[Directions] Could you please retype all of the entries exactly as they appear?

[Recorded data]
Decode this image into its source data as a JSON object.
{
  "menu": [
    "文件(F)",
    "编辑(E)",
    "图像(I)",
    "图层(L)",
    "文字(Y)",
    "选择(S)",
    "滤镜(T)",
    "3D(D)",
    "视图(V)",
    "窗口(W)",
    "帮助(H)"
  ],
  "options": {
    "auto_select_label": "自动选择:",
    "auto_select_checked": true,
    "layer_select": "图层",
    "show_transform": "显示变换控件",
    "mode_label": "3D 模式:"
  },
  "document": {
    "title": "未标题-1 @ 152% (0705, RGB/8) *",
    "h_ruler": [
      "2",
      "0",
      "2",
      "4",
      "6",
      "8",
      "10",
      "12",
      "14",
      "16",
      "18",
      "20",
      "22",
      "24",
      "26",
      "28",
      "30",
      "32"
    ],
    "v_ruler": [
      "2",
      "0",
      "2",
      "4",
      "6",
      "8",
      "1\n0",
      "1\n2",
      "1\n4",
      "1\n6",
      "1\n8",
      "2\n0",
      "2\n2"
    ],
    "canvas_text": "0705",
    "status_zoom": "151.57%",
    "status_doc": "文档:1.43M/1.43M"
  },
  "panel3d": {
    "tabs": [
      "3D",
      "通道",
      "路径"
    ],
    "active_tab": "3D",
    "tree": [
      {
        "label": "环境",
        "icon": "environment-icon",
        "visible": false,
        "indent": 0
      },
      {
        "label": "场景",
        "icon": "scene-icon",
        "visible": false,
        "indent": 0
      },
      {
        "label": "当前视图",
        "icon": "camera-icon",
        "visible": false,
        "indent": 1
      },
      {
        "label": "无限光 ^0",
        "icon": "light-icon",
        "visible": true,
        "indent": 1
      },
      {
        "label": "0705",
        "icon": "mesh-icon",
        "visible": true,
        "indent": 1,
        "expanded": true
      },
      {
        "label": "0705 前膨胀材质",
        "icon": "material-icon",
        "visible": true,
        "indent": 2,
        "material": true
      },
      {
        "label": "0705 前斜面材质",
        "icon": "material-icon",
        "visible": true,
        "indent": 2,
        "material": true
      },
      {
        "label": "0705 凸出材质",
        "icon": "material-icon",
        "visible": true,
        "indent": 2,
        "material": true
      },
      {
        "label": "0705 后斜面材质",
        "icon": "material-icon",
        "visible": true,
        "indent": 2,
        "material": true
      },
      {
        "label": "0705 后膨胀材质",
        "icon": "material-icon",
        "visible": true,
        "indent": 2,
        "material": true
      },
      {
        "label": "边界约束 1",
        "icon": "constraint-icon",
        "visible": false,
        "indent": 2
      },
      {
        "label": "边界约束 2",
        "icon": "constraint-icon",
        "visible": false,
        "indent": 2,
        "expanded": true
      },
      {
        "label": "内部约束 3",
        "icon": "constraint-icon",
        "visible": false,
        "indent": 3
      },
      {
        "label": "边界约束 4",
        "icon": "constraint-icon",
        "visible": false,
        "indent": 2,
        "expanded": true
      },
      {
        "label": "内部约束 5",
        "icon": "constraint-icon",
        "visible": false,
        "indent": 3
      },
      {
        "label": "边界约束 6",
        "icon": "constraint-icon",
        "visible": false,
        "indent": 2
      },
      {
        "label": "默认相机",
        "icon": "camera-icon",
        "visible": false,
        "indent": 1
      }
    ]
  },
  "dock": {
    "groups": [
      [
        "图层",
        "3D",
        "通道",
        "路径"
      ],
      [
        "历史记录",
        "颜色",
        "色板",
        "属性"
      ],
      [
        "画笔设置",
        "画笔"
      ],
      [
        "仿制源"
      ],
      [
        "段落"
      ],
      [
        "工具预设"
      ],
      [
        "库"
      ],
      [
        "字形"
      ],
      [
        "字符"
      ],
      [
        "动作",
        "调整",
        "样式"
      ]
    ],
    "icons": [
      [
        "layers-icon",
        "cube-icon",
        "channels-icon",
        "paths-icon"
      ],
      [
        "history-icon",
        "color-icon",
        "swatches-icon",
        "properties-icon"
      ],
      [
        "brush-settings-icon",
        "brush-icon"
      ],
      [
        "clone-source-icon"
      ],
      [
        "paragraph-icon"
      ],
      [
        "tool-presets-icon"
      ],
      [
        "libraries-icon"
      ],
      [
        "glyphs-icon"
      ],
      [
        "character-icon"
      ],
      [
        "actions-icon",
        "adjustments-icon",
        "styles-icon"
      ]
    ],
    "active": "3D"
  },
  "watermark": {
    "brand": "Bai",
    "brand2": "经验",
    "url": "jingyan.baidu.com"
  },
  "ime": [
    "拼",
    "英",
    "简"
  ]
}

[Exercise output]
Decode this image into its source data as a JSON object.
{
  "menu": [
    "文件(F)",
    "编辑(E)",
    "图像(I)",
    "图层(L)",
    "文字(Y)",
    "选择(S)",
    "滤镜(T)",
    "3D(D)",
    "视图(V)",
    "窗口(W)",
    "帮助(H)"
  ],
  "options": {
    "auto_select_label": "自动选择:",
    "auto_select_checked": true,
    "layer_select": "图层",
    "show_transform": "显示变换控件",
    "mode_label": "3D 模式:"
  },
  "document": {
    "title": "未标题-1 @ 152% (0705, RGB/8) *",
    "h_ruler": [
      "2",
      "0",
      "2",
      "4",
      "6",
      "8",
      "10",
      "12",
      "14",
      "16",
      "18",
      "20",
      "22",
      "24",
      "26",
      "28",
      "30",
      "32"
    ],
    "v_ruler": [
      "2",
      "0",
      "2",
      "4",
      "6",
      "8",
      "1\n0",
      "1\n2",
      "1\n4",
      "1\n6",
      "1\n8",
      "2\n0",
      "2\n2"
    ],
    "canvas_text": "0705",
    "status_zoom": "151.57%",
    "status_doc": "文档:1.43M/1.43M"
  },
  "panel3d": {
    "tabs": [
      "3D",
      "通道",
      "路径"
    ],
    "active_tab": "3D",
    "tree": [
      {
        "label": "环境",
        "icon": "environment-icon",
        "visible": false,
        "indent": 0
      },
      {
        "label": "场景",
        "icon": "scene-icon",
        "visible": false,
        "indent": 0
      },
      {
        "label": "当前视图",
        "icon": "camera-icon",
        "visible": false,
        "indent": 1
      },
      {
        "label": "无限光 ^0",
        "icon": "light-icon",
        "visible": true,
        "indent": 1
      },
      {
        "label": "0705",
        "icon": "mesh-icon",
        "visible": true,
        "indent": 1,
        "expanded": true
      },
      {
        "label": "0705 前膨胀材质",
        "icon": "material-icon",
        "visible": true,
        "indent": 2,
        "material": true
      },
      {
        "label": "0705 前斜面材质",
        "icon": "material-icon",
        "visible": true,
        "indent": 2,
        "material": true
      },
      {
        "label": "0705 凸出材质",
        "icon": "material-icon",
        "visible": true,
        "indent": 2,
        "material": true
      },
      {
        "label": "0705 后斜面材质",
        "icon": "material-icon",
        "visible": true,
        "indent": 2,
        "material": true
      },
      {
        "label": "0705 后膨胀材质",
        "icon": "material-icon",
        "visible": true,
        "indent": 2,
        "material": true
      },
      {
        "label": "边界约束 1",
        "icon": "constraint-icon",
        "visible": false,
        "indent": 2
      },
      {
        "label": "边界约束 2",
        "icon": "constraint-icon",
        "visible": false,
        "indent": 2,
        "expanded": true
      },
      {
        "label": "内部约束 3",
        "icon": "constraint-icon",
        "visible": false,
        "indent": 3
      },
      {
        "label": "边界约束 4",
        "icon": "constraint-icon",
        "visible": false,
        "indent": 2,
        "expanded": true
      },
      {
        "label": "内部约束 5",
        "icon": "constraint-icon",
        "visible": false,
        "indent": 3
      },
      {
        "label": "边界约束 6",
        "icon": "constraint-icon",
        "visible": false,
        "indent": 2
      },
      {
        "label": "默认相机",
        "icon": "camera-icon",
        "visible": false,
        "indent": 1
      }
    ]
  },
  "dock": {
    "groups": [
      [
        "图层",
        "3D",
        "通道",
        "路径"
      ],
      [
        "历史记录",
        "颜色",
        "色板",
        "属性"
      ],
      [
        "画笔设置",
        "画笔"
      ],
      [
        "仿制源"
      ],
      [
        "段落"
      ],
      [
        "工具预设"
      ],
      [
        "库"
      ],
      [
        "字形"
      ],
      [
        "字符"
      ],
      [
        "动作",
        "调整",
        "样式"
      ]
    ],
    "icons": [
      [
        "layers-icon",
        "cube-icon",
        "channels-icon",
        "paths-icon"
      ],
      [
        "history-icon",
        "color-icon",
        "swatches-icon",
        "properties-icon"
      ],
      [
        "brush-settings-icon",
        "brush-icon"
      ],
      [
        "clone-source-icon"
      ],
      [
        "paragraph-icon"
      ],
      [
        "tool-presets-icon"
      ],
      [
        "libraries-icon"
      ],
      [
        "glyphs-icon"
      ],
      [
        "character-icon"
      ],
      [
        "actions-icon",
        "adjustments-icon",
        "styles-icon"
      ]
    ],
    "active": "3D"
  },
  "watermark": {
    "brand": "Bai",
    "brand2": "经验",
    "url": "jingyan.baidu.com"
  },
  "ime": [
    "拼",
    "英",
    "简"
  ]
}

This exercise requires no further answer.